LeBron James and the More Than a Vote nonprofit organization he headlines are looking to recruit young people to work the polls in Black electoral districts for November’s general election.
The organization has partnered with the NAACP Legal Defense Fund for the initiative, which will be rolled out in 12 states, beginning with Florida, Georgia, Michigan, Mississippi, Wisconsin, Ohio, North Carolina, South Carolina, Texas, Alabama, Louisiana, and Pennsylvania.
Some of those states, like Georgia, especially in predominantly Black neighborhoods, faced major challenges in June’s primaries, including long lines, issues with voting machines, and a shortage of poll workers.
Milwaukee, meanwhile, had just five polling locations available for its primaries, according to ABC News, compared to the 180 that are usually open when voters go to the polls. Wisconsin officials also said that 60 percent of the state’s voting sites had a shortage of poll workers, which was likely a result of COVID-19.
The New York Times reports that More Than A Vote will use paid advertising and corporate partnerships to motivate people to volunteer as poll workers, and the campaign will begin in the next few weeks.

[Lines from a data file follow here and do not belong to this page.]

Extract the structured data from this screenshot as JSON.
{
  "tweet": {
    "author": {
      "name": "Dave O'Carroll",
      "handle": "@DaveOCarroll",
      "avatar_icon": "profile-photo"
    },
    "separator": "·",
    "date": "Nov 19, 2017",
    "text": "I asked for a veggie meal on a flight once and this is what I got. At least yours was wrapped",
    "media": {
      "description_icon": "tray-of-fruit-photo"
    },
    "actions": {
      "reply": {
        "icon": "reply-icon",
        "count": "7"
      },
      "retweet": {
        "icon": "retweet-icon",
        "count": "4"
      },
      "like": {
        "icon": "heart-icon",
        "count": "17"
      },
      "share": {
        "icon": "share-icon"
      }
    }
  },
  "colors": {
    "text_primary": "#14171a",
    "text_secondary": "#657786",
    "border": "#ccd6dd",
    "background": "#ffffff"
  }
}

The organization was started by Black athletes and entertainers shortly after George Floyd died in May. The group’s primary goal is to combat voter suppression “By educating, energizing, and protecting” the Black community, as described on their website.
It was announced earlier this month that James and More Than A Vote reached an agreement with the Los Angeles Dodgers to turn Dodger Stadium into a voting location for five days leading up to the general election. All registered voters will be able to vote at the stadium, where free parking will be provided.
The Los Angeles Lakers star spoke about November’s presidential election earlier this month at the NBA’s bubble location in Orlando, Florida, and explained why he’s helping the Black community with voting this year.
“A lot of people in our community, in the Black community … one, don’t want to vote because they don’t believe their vote counts two, don’t know where to go and vote,” he told reporters. “They are basically suppressed so much that they were like, ‘I’m not going anyways because it doesn’t even matter. ‘Cause no one cares about us, no one cares about our opinions, or cares about who we’d like to have in office.'”
Reportedly, More Than A Vote wants to recruit young people to work polling stations, instead of seniors, since seniors stand a higher risk of being severely affected by the coronavirus if they test positive for it.
News of the poll worker initiative came before NBA players ended a two-day boycott this week that was in response to the shooting of Jacob Blake, a Black man who was shot seven times in the back by a police officer on Aug. 23 in Kenosha, Wisconsin,
Players have since met with league officials and agreed the playoffs will resume on Saturday, Aug. 29, at Disney World in Orlando. The move was decided once the league committed to enacting a number of new social justice initiatives, including working with NBA franchises to convert the arenas they control into voting locations.
“These commitments follow months of close collaboration around designing a safe and healthy environment to restart the NBA season, providing a platform to promote social justice, as well as creating an NBA Foundation focused on economic empowerment in the Black community,” read a joint statement released by National Basketball Players Association Executive Director Michele Roberts and NBA Commissioner Adam Silver. “We look forward to the resumption of the playoffs and continuing to work together — in Orlando and in all NBA team markets — to push for meaningful and sustainable change.”